Richard Kemp — Lib Dem candidate to become Mayor of Liverpool
LIBERAL Democrat Liverpool mayor candidate Richard Kemp is the second longest serving councillor on Liverpool council. The 59-year-old who is currently deputy of the party in Liverpool has held many of the top jobs at the city council. He knows from experience that the city has been ruled by his party or Labour for decades, and the Liverpool mayoral election is not likely to change that. “History speaks for itself. Since 1973 Liverpool has largely elected Liberal Democrats or Labour. The other parties have been bit-part players.” …
He will have been an elected representative in Liverpool for 29 years next month, and next month’s election will be the biggest change to city politics in that time. But as Liverpool is having a mayor Cllr Kemp believes that whoever wins needs a big idea to propel the city forward. “I want us to the be the European Green capital because that pulls together a number of difference things.” … Cllr Kemp’s manifesto includes proposals for a tram link to Liverpool John Lennon Airport from the city centre. He also wants to create a curry mile in Lodge Lane, Toxteth and set up a Liverpool Bond with the aim of raising £100m for infrastructure.
Norman Owen — Lib Dem candidate to become Mayor of Salford
Cllr Owen believes a cross-party cabinet is the only way to move the city forward after forty years of Labour control. “The mayoral team has got to be a broad church. We cannot go back to a one party state. Because if you rub people up the wrong way in this city, you’re always wrong. I can tell you now there’s some people that rub me up the wrong way but they’re not always wrong, sometimes they’re right. For all their griping and moaning and whinging, their strengths are that they don’t give up. You’ve got to be dogged and determined.”
Cllr Owen points to his time running companies both in the UK and abroad as a basis on which he can build to bring inward investment to Salford to mitigate the impact of swingeing cuts. “I’m a forthright person in saying what I believe in. I would bring some sense and sensibility to Salford’s leadership. I would bring a sense of direction.”
Brian Paddick — Lib Dem candidate to become Mayor of London
London born and bred, Mr Paddick began his service with the Met Police as a beat constable in Holloway, north London, and later served in Lambeth, Fulham, Lewisham, Croydon, Notting Hill and Merton. Later, at Scotland Yard itself, he rose to the rank of deputy assistant commissioner – and in the process became the most senior officer in any UK police force to be openly gay. He was official police spokesman in the aftermath of the 7 July bombings in 2005, but left in 2008, according to his mayoral website, over the shooting of innocent Brazilian Jean Charles de Menezes at Stockwell Tube station. Mr Paddick subsequently gave evidence at the de Menezes inquest on behalf of the dead man’s family. …
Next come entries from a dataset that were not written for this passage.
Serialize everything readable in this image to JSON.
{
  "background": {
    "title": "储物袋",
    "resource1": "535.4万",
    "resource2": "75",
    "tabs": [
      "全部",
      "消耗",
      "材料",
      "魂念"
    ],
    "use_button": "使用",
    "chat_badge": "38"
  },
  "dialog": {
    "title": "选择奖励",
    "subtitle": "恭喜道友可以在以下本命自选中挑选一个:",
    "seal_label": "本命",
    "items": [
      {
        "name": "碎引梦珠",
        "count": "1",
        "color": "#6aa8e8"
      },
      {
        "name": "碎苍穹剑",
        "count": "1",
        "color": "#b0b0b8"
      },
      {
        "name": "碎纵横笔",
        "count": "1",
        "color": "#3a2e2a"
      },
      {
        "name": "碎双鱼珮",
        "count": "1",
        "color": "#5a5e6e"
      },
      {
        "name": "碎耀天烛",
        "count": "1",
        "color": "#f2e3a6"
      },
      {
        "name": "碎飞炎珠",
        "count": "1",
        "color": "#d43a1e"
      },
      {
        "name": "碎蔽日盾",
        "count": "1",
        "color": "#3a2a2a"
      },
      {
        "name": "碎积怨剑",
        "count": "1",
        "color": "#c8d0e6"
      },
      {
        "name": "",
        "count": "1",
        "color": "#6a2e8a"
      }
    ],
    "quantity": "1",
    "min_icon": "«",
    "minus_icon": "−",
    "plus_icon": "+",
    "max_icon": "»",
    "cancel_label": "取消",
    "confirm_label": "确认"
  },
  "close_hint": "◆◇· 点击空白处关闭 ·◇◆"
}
… pledges on policing feature prominently in Mr Paddick’s mayoral manifesto. Instead of sitting “in a cosy prison cell”, he wants offenders back in the areas where they committed their crimes, cleaning up graffiti, repairing broken fences and picking up litter. He also wants to overhaul the way the Met handles rape cases, retraining officers in how to treat victims and appointing representatives of support groups to the mayor’s policing and crime advisory board. Elsewhere on crime and disorder, he has promised to end “racist stop and search” and vowed to remove the power to make such a stop from any officers who “misuse” it. On other policy matters, Mr Paddick has a couple of transport policies likely to prove popular with commuters.
Good luck to them all on 3rd May.